Return each line of the records below that contains the word "from".

• LISTED ENTRIES:
========================================
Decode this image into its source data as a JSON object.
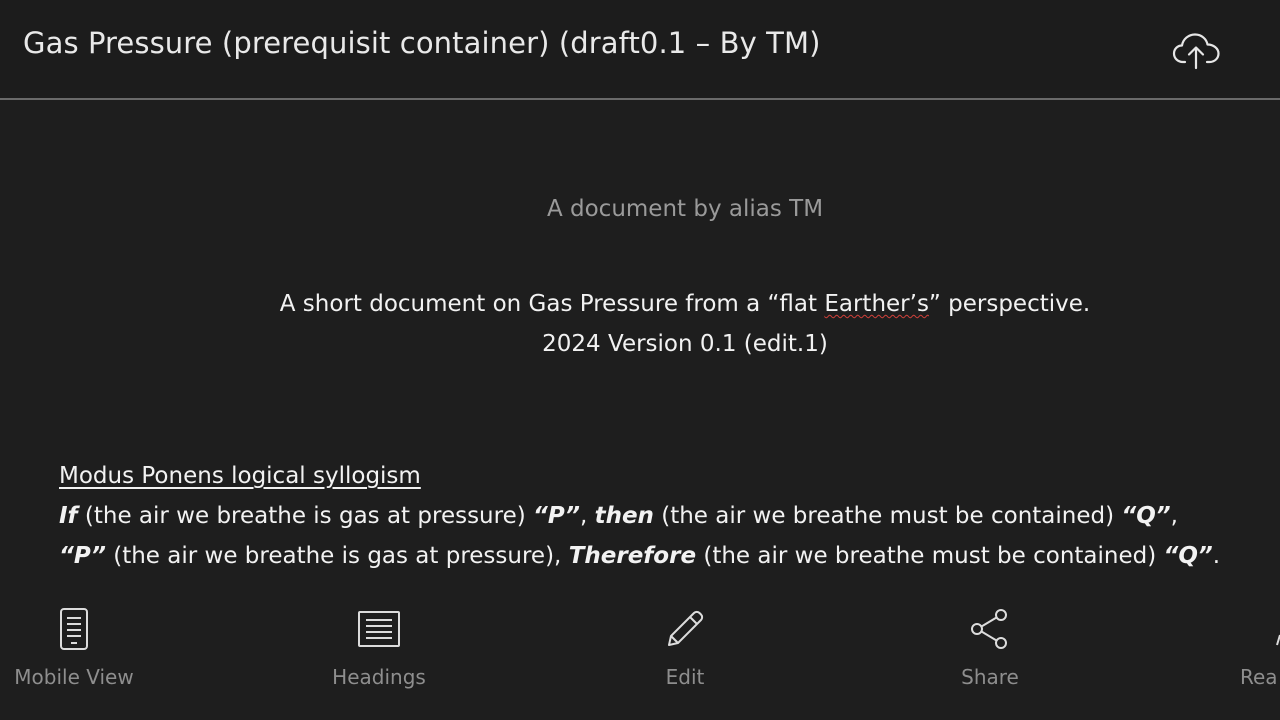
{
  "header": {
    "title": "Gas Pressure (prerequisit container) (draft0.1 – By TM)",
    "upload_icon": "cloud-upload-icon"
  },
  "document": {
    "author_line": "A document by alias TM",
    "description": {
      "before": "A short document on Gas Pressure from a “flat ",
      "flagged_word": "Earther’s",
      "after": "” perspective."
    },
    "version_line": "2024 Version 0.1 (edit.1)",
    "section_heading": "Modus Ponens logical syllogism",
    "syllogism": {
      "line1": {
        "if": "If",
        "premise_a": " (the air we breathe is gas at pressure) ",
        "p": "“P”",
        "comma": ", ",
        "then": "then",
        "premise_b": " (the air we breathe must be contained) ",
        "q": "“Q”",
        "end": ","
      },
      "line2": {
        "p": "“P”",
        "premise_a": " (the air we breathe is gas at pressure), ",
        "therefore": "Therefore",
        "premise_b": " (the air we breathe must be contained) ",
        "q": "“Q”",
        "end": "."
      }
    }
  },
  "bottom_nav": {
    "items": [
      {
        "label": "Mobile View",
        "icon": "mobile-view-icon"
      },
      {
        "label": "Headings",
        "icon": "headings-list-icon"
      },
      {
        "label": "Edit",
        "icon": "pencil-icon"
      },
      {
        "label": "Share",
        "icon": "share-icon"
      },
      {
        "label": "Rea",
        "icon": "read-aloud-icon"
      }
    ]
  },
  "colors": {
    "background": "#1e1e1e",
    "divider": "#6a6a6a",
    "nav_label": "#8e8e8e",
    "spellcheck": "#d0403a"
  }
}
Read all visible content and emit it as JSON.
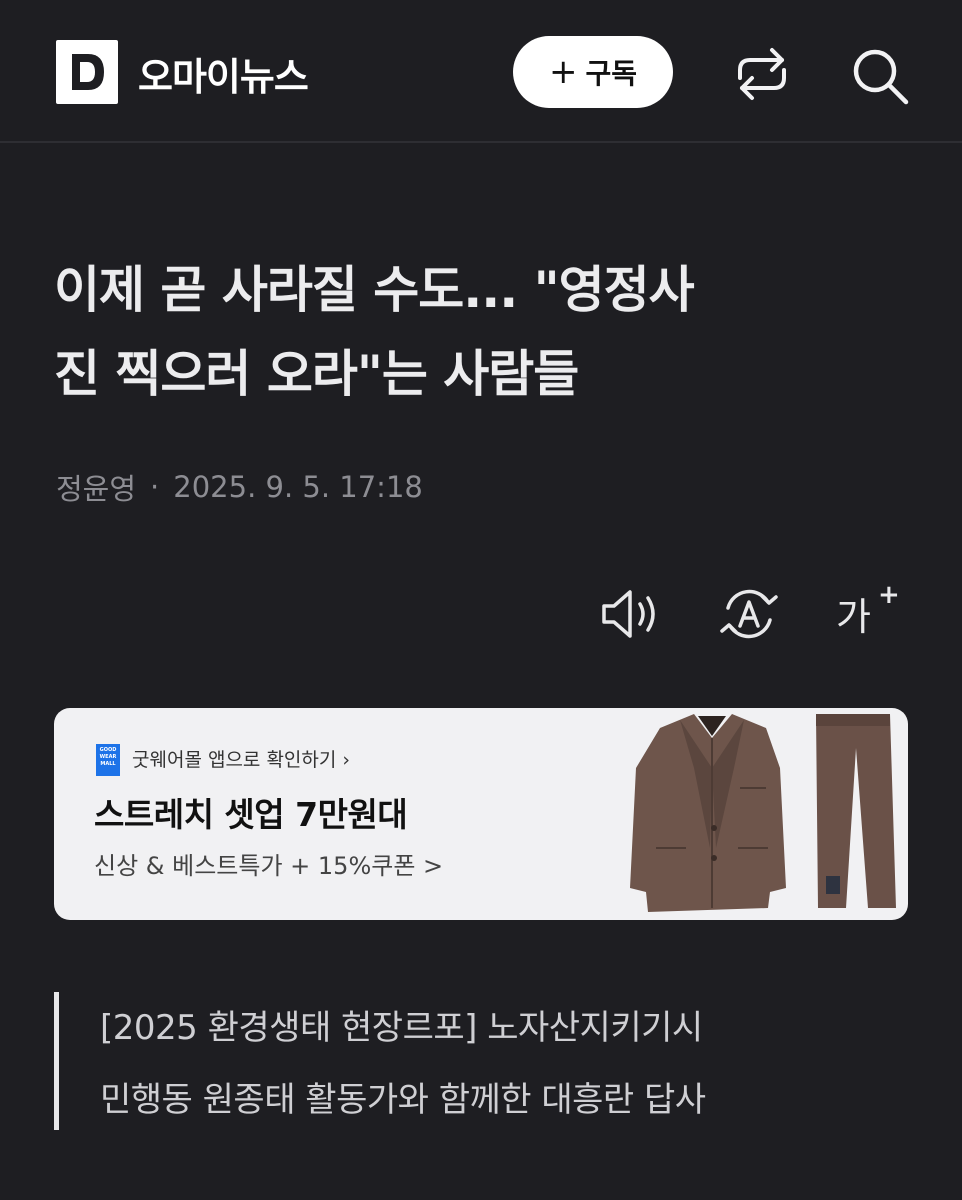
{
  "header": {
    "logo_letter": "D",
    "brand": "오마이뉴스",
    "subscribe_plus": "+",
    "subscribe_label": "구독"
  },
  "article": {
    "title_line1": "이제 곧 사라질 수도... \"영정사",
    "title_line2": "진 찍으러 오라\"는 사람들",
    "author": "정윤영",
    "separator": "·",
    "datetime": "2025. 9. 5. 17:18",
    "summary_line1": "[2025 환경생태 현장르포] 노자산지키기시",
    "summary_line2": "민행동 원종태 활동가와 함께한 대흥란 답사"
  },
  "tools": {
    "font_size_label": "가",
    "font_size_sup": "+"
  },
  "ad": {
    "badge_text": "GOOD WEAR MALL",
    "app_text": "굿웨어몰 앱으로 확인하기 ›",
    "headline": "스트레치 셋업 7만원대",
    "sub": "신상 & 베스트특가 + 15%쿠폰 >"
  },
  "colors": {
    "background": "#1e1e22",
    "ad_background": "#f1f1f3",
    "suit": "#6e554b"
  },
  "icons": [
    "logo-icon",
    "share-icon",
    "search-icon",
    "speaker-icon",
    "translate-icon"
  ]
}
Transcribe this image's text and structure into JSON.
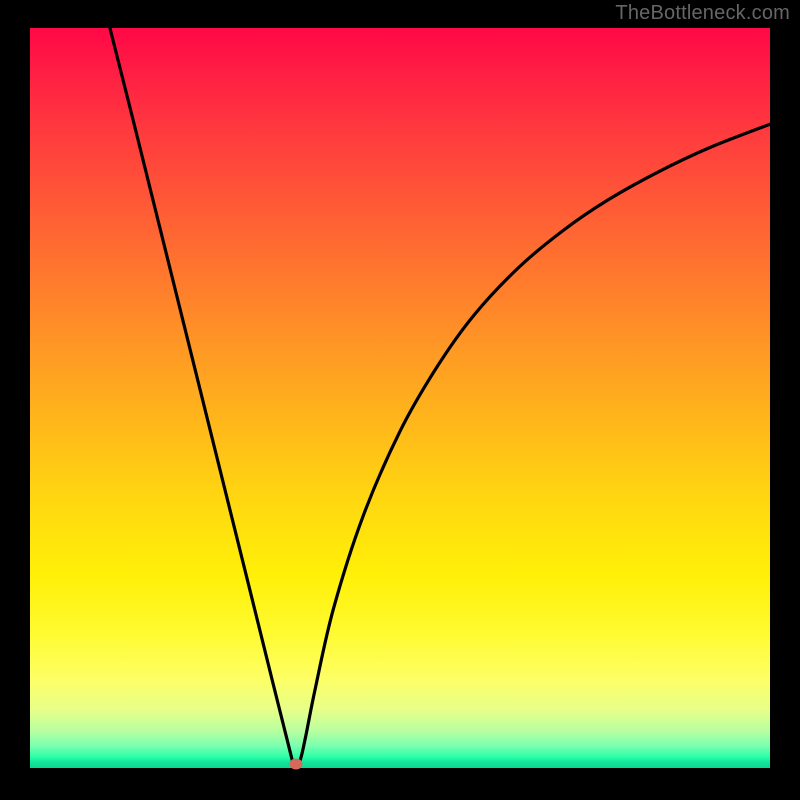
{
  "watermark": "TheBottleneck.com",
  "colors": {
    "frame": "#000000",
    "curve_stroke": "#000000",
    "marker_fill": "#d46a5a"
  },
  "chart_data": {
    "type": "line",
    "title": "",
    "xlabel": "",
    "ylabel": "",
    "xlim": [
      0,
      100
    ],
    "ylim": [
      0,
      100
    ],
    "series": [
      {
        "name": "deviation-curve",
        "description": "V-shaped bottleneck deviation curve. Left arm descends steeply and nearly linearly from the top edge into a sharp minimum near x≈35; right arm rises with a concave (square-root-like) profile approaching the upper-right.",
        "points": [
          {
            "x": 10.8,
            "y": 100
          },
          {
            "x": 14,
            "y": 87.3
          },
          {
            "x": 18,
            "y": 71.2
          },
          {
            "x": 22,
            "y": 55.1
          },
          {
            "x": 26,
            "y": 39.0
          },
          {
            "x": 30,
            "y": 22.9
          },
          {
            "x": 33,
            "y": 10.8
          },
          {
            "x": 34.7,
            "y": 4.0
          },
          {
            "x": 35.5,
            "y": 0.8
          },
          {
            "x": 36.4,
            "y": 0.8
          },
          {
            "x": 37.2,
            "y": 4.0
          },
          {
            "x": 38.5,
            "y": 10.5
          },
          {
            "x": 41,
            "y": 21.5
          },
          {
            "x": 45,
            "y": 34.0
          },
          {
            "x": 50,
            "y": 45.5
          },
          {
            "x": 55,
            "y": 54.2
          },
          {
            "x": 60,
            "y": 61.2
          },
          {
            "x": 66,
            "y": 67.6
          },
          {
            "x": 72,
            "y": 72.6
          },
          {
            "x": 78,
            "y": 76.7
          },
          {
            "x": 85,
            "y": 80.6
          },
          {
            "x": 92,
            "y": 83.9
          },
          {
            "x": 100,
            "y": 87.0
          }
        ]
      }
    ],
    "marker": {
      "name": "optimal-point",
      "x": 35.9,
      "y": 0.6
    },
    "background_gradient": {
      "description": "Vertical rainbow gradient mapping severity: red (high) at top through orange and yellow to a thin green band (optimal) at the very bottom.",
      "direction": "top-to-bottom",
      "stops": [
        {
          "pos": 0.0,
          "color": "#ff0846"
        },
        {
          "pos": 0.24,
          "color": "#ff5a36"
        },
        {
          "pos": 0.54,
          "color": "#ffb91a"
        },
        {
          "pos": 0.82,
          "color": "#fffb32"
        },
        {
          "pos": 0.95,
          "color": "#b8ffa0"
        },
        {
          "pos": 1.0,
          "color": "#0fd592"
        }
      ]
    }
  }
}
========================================
• SOLUTION TO THIS EXERCISE:
      "before": "A short document on Gas Pressure from a “flat ",
        "description": "V-shaped bottleneck deviation curve. Left arm descends steeply and nearly linearly from the top edge into a sharp minimum near x≈35; right arm rises with a concave (square-root-like) profile approaching the upper-right.",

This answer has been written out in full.